JESUS: (1a) God revealed his nature in Jesus in a way that could be seen and touched (Jn. 20:24-30; 1 Jn. 1-4); (1b) Qur'an Suras 4:157; 5:72-75 Jesus was only a prophet and he did not die on the cross.

(2a) Jesus is the exact representation of God's glory and God's being (Hebrews 1:3); (2b) Jesus Christ is not God and the Holy Spirit is not called God. Hadith: "The Meaning of the Holy Qur'an."

(3a) Jesus will return as king and lord to judge the living and the dead (Rev. 20:11-15); (3b) Jesus will return and judge people by the law of the Qur'an and establish Islam as the true religion (Hadith 4:658; 3:425).

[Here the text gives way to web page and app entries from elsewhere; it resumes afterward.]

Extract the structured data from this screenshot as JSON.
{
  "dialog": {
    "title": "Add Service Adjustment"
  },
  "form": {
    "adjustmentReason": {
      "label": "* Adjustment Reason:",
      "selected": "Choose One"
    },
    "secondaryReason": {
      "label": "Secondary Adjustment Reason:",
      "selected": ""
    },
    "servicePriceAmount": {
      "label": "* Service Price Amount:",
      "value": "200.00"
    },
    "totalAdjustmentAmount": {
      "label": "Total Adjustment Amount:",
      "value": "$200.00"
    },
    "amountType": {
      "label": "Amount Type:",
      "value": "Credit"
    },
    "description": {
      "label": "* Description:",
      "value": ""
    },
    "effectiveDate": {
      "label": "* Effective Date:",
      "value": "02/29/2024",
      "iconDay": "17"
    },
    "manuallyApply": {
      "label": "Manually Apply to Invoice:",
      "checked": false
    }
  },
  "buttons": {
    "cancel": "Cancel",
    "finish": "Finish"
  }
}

(4a) Jesus died on the cross and took man's sin away (Jn, 1:29; 19:30; 19:40; Acts 13:28-30; (4b) "Peace on me the day I was born, and the day I shall be raised alive! Such was Jesus, son of Mary." (Sura 19:33-34)

(5a) Jesus intercedes for his followers. (Hebrews 7:24-25; (5b) "Let us request someone to intercede for us with our Lord...Jesus will say, I am not fit for this; go to Muhammad." Hadith 8:570.

(6a) Jesus will inflict punishment on those who do not acknowledge God. (2Th. 1:7-8) (6b) "[W]hen the son of Mary descends among you he will judge people by the law of the Qur'an not by the law of the Gospel (Hadith 4:658).

GOD: (1a) Christians believe in one God (Dt. 6:4); (1b) (Sura 5:116.) (Christians believe in God, Jesus, and Mary as three gods.)

(2a) Ananias lied to the Holy Spirit; he lied not to human beings but to God (Acts 5:3-4) (2b) The Holy Spirit is the angel of revelation, Gabriel (Sura 2:253).

(3a) All have sinned and are deprived of the glory of God (Rom 3:213) (3b) Each person is born weak but good and does not need salvation (Sura 4:28)

(4a) Our fellowship is with the Father and with his Son, Jesus Christ (1Jn1:3) (4b) Allah does not have fellowship with human beings

SIN: (1a) Cleanse me from my unknown faults (Ps.19:13) (1b) The Prophet said, If you do not feel ashamed, then do whatever you like (Hadith 4:690.

Post by Tony Gilles